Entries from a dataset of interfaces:
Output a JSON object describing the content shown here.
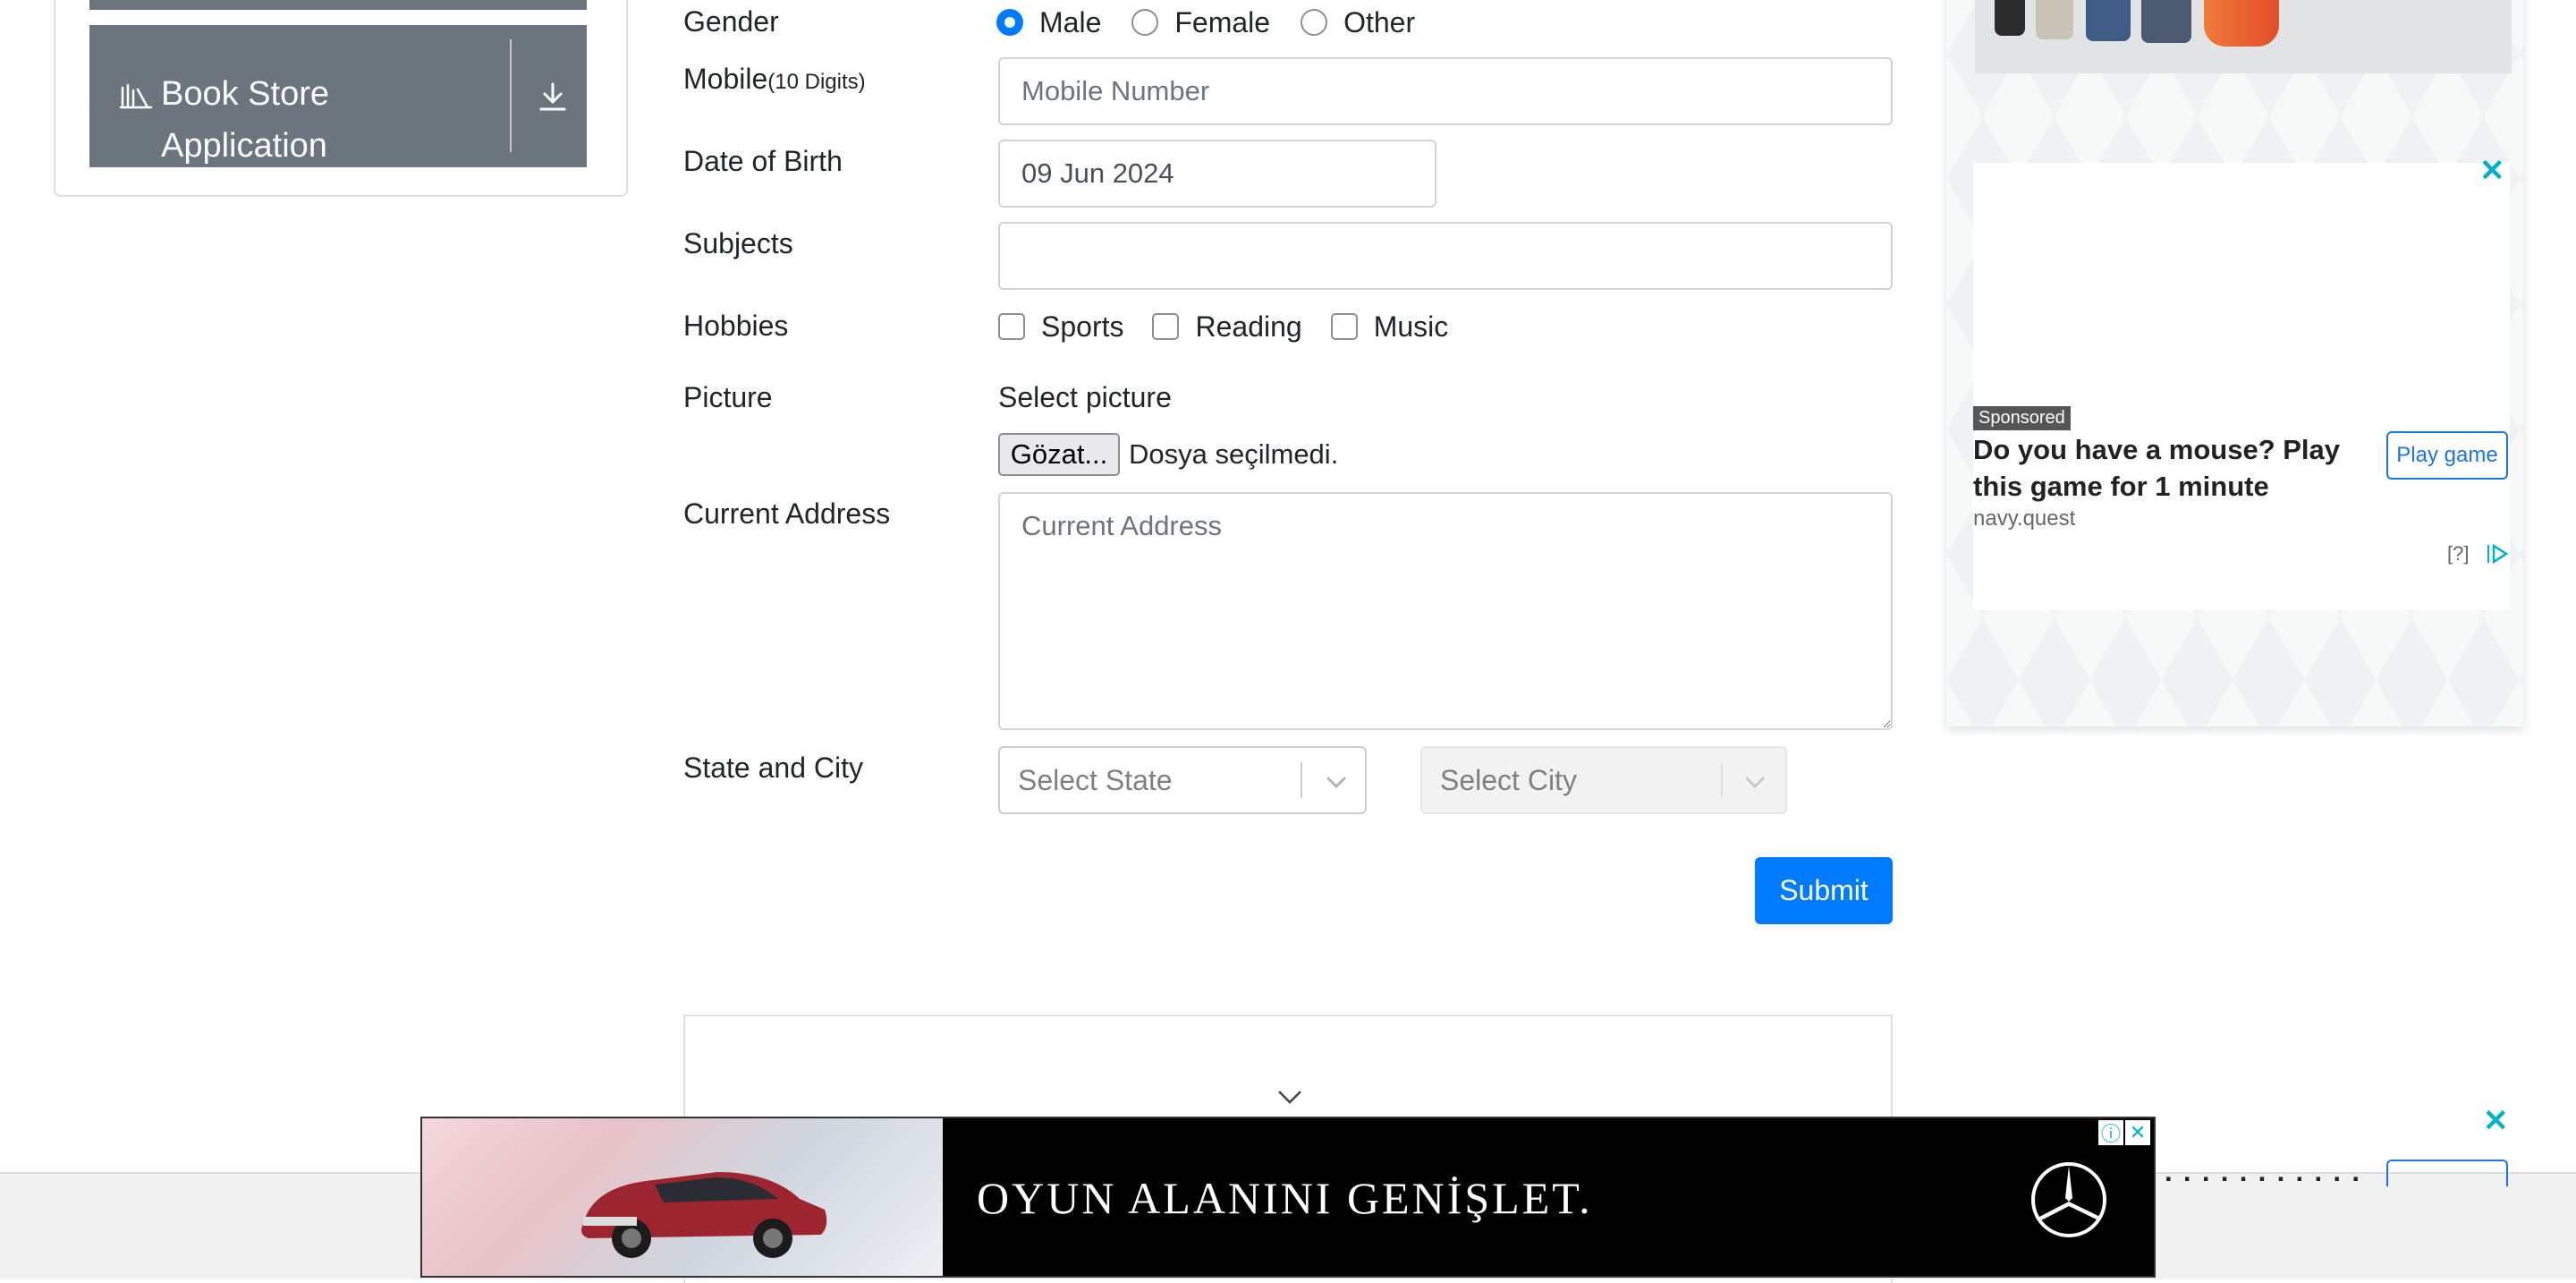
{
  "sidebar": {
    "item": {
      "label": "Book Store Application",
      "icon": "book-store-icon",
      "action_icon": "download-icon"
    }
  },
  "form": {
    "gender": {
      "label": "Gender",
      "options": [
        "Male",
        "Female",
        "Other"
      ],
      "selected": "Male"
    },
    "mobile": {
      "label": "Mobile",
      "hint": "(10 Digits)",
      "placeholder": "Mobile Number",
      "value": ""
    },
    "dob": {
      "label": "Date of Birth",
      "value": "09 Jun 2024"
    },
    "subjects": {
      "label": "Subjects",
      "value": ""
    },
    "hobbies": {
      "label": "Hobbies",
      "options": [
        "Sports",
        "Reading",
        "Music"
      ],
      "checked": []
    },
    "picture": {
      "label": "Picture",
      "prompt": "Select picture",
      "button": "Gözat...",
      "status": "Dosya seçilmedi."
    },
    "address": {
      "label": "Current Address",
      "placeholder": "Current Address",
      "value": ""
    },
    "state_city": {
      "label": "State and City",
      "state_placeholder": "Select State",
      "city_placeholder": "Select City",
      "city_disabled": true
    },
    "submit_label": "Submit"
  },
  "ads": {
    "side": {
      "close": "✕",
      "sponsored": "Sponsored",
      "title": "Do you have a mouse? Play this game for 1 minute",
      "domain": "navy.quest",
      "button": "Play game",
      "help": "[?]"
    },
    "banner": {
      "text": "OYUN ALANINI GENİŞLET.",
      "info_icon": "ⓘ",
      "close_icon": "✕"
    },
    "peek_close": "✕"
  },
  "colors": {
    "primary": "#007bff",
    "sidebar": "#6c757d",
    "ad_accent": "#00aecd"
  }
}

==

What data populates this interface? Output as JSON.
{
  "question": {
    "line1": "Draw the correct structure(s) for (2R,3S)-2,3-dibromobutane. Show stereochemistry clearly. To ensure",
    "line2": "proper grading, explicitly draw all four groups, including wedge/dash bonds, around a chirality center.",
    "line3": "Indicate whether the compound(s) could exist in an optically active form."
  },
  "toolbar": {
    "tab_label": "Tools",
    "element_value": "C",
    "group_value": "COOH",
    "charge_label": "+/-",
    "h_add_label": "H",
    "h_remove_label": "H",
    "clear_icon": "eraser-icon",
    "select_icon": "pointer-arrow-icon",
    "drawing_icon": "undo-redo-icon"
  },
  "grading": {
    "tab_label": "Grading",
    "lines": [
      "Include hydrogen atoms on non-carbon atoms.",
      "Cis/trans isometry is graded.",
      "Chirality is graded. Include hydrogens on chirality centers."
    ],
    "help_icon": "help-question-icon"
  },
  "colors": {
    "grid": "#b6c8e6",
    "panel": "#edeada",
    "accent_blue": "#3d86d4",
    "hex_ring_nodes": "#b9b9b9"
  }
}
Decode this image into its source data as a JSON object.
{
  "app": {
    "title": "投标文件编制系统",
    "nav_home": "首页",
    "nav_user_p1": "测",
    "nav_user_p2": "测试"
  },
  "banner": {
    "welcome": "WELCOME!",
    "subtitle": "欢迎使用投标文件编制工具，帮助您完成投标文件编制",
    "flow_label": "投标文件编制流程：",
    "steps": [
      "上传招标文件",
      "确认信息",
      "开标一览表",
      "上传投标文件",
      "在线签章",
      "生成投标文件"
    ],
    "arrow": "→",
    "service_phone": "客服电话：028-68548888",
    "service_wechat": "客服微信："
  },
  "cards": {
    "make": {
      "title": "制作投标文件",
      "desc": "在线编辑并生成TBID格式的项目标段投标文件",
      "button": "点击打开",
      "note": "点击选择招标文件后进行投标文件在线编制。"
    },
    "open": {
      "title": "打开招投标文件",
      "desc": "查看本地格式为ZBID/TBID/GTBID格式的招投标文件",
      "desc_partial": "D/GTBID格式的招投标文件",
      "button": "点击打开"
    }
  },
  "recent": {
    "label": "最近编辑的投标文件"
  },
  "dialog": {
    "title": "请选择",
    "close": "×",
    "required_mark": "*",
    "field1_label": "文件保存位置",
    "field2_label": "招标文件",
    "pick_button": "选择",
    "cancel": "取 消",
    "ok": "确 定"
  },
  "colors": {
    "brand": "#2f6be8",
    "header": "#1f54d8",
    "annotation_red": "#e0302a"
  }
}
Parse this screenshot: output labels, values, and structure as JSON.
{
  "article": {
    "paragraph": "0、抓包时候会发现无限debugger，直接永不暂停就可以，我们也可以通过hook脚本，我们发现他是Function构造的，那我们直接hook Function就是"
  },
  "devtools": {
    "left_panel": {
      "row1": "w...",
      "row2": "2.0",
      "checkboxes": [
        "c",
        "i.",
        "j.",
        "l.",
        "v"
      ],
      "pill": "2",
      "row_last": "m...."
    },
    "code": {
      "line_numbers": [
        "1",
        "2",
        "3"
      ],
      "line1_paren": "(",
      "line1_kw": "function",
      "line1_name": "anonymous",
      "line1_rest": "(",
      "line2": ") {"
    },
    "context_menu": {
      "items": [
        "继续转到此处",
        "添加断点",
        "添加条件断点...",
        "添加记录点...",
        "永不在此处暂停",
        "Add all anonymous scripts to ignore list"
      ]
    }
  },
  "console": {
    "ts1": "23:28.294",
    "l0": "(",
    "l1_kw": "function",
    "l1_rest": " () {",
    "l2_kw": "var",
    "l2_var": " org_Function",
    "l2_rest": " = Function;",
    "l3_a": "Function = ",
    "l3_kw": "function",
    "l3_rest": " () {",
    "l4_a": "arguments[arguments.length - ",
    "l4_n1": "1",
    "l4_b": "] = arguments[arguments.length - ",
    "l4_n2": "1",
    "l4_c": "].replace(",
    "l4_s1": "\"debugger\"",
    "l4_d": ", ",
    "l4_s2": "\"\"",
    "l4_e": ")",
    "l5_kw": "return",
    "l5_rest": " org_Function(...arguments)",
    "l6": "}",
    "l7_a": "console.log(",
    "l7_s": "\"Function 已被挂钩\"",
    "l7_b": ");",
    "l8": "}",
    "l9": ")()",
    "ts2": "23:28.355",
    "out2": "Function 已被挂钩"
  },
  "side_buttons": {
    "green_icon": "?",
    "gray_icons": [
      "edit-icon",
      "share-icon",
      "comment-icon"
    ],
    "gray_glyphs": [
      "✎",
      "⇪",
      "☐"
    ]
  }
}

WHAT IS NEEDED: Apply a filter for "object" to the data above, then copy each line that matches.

RESPONSE TO THE EXERCISE:
Output a JSON object describing the content shown here.
Decode this image into its source data as a JSON object.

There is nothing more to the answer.